## REQUIRED WORK:
Every line below should be repeated exactly as written.

#### RECORDS FOR THE EXERCISE

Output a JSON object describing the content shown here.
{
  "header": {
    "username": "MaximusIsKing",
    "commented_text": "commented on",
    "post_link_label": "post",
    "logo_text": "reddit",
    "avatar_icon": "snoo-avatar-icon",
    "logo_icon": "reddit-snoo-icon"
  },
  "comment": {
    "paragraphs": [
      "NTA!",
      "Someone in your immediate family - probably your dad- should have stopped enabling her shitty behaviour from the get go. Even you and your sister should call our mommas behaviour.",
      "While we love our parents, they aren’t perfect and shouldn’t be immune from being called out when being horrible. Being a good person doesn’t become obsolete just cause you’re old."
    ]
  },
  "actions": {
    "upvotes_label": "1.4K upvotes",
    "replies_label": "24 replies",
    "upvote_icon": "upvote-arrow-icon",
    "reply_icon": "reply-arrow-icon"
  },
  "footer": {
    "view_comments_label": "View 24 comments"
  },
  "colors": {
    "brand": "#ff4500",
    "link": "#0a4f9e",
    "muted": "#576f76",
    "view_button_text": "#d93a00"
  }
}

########

## ANSWER TO THIS TASK:
Output a JSON object describing the content shown here.
{
  "header": {
    "username": "MaximusIsKing",
    "commented_text": "commented on",
    "post_link_label": "post",
    "logo_text": "reddit",
    "avatar_icon": "snoo-avatar-icon",
    "logo_icon": "reddit-snoo-icon"
  },
  "comment": {
    "paragraphs": [
      "NTA!",
      "Someone in your immediate family - probably your dad- should have stopped enabling her shitty behaviour from the get go. Even you and your sister should call our mommas behaviour.",
      "While we love our parents, they aren’t perfect and shouldn’t be immune from being called out when being horrible. Being a good person doesn’t become obsolete just cause you’re old."
    ]
  },
  "actions": {
    "upvotes_label": "1.4K upvotes",
    "replies_label": "24 replies",
    "upvote_icon": "upvote-arrow-icon",
    "reply_icon": "reply-arrow-icon"
  },
  "footer": {
    "view_comments_label": "View 24 comments"
  },
  "colors": {
    "brand": "#ff4500",
    "link": "#0a4f9e",
    "muted": "#576f76",
    "view_button_text": "#d93a00"
  }
}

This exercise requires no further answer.